> PROVIDED RECORDS:
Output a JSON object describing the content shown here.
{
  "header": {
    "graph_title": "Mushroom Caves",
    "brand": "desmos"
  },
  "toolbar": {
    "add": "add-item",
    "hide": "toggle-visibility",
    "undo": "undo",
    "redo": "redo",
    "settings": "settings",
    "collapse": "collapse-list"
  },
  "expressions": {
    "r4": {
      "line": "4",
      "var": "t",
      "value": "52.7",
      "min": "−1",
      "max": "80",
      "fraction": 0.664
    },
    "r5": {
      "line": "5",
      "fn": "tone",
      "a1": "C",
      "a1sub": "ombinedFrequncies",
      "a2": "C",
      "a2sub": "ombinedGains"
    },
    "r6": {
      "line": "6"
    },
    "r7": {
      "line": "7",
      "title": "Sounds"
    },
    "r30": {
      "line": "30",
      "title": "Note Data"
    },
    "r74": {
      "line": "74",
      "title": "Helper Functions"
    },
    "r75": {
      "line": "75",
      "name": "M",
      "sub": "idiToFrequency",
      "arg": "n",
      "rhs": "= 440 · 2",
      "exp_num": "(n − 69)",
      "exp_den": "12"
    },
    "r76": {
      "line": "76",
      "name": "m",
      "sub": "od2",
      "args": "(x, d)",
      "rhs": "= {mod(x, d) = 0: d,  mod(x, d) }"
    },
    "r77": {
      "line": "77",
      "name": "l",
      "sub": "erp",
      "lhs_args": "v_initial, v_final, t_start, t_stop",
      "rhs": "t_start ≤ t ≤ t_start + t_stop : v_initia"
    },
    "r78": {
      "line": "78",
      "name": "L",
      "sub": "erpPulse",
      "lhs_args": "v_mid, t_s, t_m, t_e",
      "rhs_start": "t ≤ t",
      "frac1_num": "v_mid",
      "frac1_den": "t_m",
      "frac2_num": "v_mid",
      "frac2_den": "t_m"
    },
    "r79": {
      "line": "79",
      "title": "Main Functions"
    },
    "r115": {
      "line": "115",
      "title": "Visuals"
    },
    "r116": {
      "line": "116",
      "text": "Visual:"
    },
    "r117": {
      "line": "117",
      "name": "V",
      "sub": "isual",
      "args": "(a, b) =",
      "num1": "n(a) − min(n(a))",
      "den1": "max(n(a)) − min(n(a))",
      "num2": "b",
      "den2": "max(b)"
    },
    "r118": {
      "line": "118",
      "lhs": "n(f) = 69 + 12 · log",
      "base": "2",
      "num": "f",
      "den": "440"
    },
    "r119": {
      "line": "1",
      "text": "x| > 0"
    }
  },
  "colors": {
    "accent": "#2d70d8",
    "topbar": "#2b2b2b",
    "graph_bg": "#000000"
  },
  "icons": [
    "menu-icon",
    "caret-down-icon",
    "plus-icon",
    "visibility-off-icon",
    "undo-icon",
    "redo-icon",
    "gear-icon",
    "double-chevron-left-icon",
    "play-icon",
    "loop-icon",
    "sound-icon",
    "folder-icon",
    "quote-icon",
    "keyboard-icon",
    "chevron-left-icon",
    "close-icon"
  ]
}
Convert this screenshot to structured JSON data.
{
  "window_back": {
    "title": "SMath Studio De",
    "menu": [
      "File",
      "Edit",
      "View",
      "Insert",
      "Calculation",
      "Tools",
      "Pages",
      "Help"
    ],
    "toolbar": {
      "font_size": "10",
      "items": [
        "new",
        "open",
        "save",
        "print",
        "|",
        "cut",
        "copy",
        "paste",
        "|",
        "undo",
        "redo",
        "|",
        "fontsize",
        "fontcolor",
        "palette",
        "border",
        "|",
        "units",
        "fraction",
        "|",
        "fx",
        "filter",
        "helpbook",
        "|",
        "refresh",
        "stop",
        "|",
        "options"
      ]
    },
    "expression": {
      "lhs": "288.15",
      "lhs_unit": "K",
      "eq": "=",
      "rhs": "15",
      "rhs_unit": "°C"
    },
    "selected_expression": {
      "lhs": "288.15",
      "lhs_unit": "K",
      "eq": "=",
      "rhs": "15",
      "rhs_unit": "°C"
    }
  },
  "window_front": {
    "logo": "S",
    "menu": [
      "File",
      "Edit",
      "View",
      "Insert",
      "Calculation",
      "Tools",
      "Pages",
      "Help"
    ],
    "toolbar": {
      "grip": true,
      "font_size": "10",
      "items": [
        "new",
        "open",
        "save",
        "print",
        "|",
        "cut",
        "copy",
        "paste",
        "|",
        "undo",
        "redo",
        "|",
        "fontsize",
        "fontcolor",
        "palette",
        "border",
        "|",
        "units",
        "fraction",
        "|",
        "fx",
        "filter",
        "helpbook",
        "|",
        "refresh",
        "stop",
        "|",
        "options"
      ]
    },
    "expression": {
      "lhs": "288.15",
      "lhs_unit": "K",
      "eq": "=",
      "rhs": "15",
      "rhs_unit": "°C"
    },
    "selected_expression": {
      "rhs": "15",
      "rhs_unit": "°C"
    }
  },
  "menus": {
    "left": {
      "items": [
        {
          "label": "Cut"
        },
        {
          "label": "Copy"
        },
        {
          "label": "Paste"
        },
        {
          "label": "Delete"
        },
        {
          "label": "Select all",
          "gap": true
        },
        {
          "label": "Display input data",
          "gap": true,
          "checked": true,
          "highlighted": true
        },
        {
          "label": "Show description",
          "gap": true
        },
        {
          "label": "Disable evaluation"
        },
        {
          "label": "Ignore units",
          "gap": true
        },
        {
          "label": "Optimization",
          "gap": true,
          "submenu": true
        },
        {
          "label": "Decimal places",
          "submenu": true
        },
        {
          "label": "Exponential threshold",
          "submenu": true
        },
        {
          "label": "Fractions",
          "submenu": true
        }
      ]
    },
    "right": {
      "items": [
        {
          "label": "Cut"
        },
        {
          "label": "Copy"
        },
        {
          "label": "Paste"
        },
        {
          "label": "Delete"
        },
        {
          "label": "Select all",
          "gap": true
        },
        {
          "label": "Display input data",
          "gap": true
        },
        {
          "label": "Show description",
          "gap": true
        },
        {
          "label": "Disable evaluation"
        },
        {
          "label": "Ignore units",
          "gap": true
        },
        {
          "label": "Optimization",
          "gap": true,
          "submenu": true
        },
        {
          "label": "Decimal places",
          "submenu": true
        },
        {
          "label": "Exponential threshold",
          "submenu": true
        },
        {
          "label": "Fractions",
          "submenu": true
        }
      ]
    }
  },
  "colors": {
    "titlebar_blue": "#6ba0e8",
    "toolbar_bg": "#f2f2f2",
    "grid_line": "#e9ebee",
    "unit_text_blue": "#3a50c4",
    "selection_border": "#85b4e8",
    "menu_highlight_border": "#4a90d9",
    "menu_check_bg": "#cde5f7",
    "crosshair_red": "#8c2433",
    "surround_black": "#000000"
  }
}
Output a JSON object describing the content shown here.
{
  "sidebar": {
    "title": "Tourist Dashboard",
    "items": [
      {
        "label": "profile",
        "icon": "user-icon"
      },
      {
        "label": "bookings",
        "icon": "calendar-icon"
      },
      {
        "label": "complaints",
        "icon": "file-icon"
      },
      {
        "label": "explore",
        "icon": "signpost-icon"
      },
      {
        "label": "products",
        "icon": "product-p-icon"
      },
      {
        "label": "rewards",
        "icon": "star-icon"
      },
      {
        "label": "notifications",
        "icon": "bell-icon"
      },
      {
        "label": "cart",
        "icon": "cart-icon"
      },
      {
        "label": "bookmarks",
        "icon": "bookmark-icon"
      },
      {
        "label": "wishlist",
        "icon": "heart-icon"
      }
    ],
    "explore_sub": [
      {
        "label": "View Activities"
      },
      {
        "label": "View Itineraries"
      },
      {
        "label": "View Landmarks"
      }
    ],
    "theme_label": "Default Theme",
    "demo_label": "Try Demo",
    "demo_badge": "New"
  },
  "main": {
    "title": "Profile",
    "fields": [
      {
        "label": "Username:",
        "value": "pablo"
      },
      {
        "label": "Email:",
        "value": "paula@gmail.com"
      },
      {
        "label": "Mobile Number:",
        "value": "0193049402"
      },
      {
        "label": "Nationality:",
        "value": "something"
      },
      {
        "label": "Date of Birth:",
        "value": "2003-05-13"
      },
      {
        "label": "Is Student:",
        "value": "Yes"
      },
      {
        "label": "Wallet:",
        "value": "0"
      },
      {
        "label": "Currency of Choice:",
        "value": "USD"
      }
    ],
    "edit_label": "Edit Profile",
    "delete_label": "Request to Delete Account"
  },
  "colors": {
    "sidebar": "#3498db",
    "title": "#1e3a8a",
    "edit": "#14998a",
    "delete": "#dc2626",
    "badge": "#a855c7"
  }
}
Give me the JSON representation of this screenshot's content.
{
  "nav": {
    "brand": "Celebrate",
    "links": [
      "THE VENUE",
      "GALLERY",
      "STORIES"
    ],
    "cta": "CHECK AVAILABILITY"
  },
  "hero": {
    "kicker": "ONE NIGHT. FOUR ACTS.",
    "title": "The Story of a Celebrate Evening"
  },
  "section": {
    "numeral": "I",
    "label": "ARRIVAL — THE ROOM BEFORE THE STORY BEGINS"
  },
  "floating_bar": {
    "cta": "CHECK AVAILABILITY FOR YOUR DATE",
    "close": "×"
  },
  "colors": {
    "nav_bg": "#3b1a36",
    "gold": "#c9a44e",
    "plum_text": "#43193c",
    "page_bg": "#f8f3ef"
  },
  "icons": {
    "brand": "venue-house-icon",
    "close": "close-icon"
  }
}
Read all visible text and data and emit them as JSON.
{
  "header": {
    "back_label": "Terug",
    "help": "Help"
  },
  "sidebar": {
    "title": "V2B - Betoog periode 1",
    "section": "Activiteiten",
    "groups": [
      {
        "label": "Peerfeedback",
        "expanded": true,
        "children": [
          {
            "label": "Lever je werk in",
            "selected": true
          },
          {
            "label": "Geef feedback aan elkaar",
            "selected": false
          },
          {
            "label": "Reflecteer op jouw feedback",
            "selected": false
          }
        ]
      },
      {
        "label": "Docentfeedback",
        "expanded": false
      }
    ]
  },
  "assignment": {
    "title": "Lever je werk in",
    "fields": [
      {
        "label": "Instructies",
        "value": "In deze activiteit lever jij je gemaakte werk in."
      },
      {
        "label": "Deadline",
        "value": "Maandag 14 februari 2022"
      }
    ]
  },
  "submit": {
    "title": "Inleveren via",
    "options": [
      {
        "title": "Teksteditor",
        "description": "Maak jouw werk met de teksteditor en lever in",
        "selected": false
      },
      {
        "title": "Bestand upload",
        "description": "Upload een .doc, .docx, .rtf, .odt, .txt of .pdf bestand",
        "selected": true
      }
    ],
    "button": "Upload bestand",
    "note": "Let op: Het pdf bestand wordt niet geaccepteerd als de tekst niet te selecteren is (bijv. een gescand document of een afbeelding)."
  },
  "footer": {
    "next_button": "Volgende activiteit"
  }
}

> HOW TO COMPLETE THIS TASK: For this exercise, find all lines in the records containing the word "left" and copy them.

> ANSWER TO THE PROBLEM:
    "double-chevron-left-icon",
    "chevron-left-icon",
    "left": {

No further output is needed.